Michael Balter reports on a session at the AAAS meeting about human cognitive evolution:
Richard Lewontin knows how to grab an audience's attention. Lewontin, an evolutionary biologist at Harvard University, led off a session titled "The Mind of a Toolmaker" by announcing that scientists know next to nothing about how humans got so smart. "We are missing the fossil record of human cognition," Lewontin said at the meeting. "So we make up stories."
So why did they invite him, I wonder? That's really a cranky-sounding way to start a scientific session. "All you people are just making up stories, you know next to nothing!" I mean, Richard Lewontin is certainly a well-known scientist, but he's not well known for research into the minds of early toolmakers!
On the other hand, I read what Marc Hauser apparently had to say, and I wonder...
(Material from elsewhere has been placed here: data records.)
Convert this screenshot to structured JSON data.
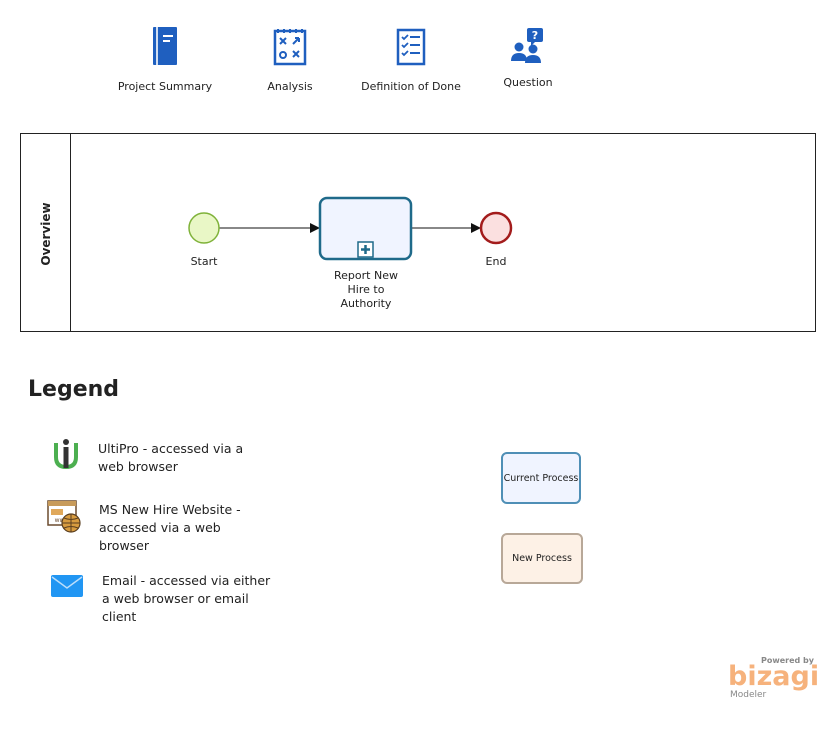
{
  "toolbar": {
    "items": [
      {
        "label": "Project Summary",
        "icon": "book-icon"
      },
      {
        "label": "Analysis",
        "icon": "strategy-icon"
      },
      {
        "label": "Definition of Done",
        "icon": "checklist-icon"
      },
      {
        "label": "Question",
        "icon": "question-people-icon"
      }
    ]
  },
  "diagram": {
    "pool_label": "Overview",
    "start_label": "Start",
    "task_label": "Report New Hire to Authority",
    "end_label": "End",
    "colors": {
      "start_fill": "#e9f7c6",
      "start_stroke": "#7fb239",
      "task_stroke": "#1f6a8a",
      "task_fill": "#f0f4ff",
      "end_fill": "#fbe0e0",
      "end_stroke": "#a31c1c"
    }
  },
  "legend": {
    "title": "Legend",
    "items": [
      {
        "icon": "ultipro-logo-icon",
        "text": "UltiPro - accessed via a web browser"
      },
      {
        "icon": "website-globe-icon",
        "text": "MS New Hire Website - accessed via a web browser"
      },
      {
        "icon": "email-envelope-icon",
        "text": "Email - accessed via either a web browser or email client"
      }
    ],
    "current_process": "Current Process",
    "new_process": "New Process"
  },
  "branding": {
    "powered_by": "Powered by",
    "brand": "bizagi",
    "product": "Modeler"
  }
}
Recent findings in his own lab and others, Hauser said, show that nonhuman animals can solve specific problems in often sophisticated ways (for example, the nectar-mapping dances of honeybees and the ability of some bird species to hide food and retrieve it much later), but they cannot apply those talents to other situations. In contrast to such "laser-beam intelligence," Hauser said, humans have evolved "floodlight intelligence" capable of adapting one solution to many new problems. Even tool use by animals--such as chimpanzees using sticks to fish for termites--is "whoppingly different" from what humans do, Hauser insisted. He hopes that the manifold human differences summarized in his "humaniqueness hypothesis" will yield clues about how our species evolved.
Hmmm.... "humaniqueness". Sounds like a perfume. If we're reduced to talking in analogies like "floodlight intelligence," maybe we really don't know anything.
Balter M. 2008. How human intelligence evolved -- Is it science or 'paleofantasy'? Science 319:1028. doi:10.1126/science.319.5866.1028a